“In Step With” paid the bills, Mr. Brady said, as he pursued book projects. For many years he wrote novels about the fashion and media world (“Designs,” “The Press Baron”) that bore the distinct aura of an insider.

His second home, a five-bedroom Dutch colonial in East Hampton, N.Y., allowed him an up-close view of a wealthy enclave that was the setting for several romance novels.

They featured a WASP-y narrator named Beecher Stowe, who happened to write for Parade, and a London book editor named Alix Dunraven. Critics politely called them page turners.

“I know the names and I read the local papers out there,” Mr. Brady told Newsday in 1997. “The old story about the little boy with his nose pressed against the glass, looking in at the party or the ball, there’s still a lot of that in me, because I know somewhere down the line I’m going to get a novel out of it. Everything is grist.”

He surprised many reviewers with “The Coldest War,” his gripping 1990 autobiography about being a rifle-company executive officer in Korea. Herbert Mitgang of The New York Times praised its “clarity and modesty” that avoided “heroic flag-waving.” In People magazine, Ken Gross wrote that “The Coldest War” “not only limns some hidden corners of combat, it also illuminates a side of Brady that few have seen.”

Mr. Brady fictionalized combat in several other books, including “The Marines of Autumn” (2000) about the Korean War, and he also wrote the nonfiction account “The Scariest Place in the World: A Marine Returns to North Korea” (2005), which was based on an article first published in Parade.

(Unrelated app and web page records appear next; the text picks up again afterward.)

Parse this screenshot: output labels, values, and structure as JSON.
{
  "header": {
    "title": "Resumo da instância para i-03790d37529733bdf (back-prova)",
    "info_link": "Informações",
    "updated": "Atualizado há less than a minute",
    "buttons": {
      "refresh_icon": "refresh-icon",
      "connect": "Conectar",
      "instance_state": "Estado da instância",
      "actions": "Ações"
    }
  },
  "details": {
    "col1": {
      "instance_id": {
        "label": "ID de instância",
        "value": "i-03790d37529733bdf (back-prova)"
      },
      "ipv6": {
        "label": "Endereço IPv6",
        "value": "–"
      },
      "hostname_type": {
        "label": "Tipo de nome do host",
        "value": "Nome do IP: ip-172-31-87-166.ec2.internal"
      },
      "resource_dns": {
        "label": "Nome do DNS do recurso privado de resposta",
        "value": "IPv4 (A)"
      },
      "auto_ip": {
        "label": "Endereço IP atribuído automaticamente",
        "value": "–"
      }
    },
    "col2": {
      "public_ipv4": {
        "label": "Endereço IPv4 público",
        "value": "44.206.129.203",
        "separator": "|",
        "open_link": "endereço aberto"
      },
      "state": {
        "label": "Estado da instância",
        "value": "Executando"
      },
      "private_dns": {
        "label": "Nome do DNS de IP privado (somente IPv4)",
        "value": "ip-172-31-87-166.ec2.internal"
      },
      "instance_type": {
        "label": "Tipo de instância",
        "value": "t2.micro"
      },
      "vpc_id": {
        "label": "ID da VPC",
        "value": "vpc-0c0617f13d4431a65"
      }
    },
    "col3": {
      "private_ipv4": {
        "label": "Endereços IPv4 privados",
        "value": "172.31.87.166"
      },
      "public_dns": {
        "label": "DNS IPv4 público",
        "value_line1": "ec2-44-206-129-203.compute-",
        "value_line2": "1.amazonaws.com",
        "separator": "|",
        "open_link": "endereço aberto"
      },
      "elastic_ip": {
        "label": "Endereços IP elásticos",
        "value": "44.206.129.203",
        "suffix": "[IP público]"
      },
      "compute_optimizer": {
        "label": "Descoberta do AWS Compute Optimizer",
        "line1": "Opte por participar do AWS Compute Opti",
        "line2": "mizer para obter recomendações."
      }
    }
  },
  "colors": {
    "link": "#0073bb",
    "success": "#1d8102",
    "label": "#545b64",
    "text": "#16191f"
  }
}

He recently completed a biography of John Basilone, a Marine Corps veteran who served in the Pacific during World War II and is a featured character in an upcoming HBO miniseries.

James Winston Brady was born Nov. 15, 1928, in Brooklyn, N.Y., and graduated from Manhattan College in 1950. He was then sent to Korea, where he received the Bronze Star. In 1958, he married Florence Kelly, who survives him, along with two daughters; a brother; and four grandchildren.

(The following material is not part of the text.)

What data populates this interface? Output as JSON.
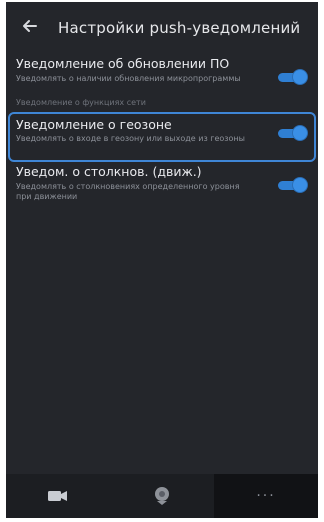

After an early career as a Macy’s copywriter in New York, Mr. Brady was hired by Women’s Wear Daily to work in its Washington, London and Paris offices. He became bureau chief in the European capitals, mingling with Coco Chanel and other fashion luminaries.

“It was there in 1961 that Chanel, then arguably the most famous woman in the world, developed a crush,” he wrote in 2005. “I was happily married to a beautiful young American and just into my 30s, and Coco was pushing 80, which added a certain piquancy to the situation.”

Chanel’s attraction, he said, allowed him rare access to new clothing collections. Equally valuable, he said, were her scathing remarks about colleagues, which were for attribution.

Mr. Brady made his name for juicy insider knowledge during this period, which added to his reputation for what writer Julie Baumgold once called his “hustler intensity and determined dash.”

Mr. Brady remained savvy about managing relationships with celebrities and relished the few who made access easy.

Oprah Winfrey was among his favorite people to interview, he said, “because, unlike so many other celebrities, I don’t have to go through layers of authority to get to her. With Oprah, it’s just not like that. She’ll call me and say, ‘James, is this a good time to talk?’ “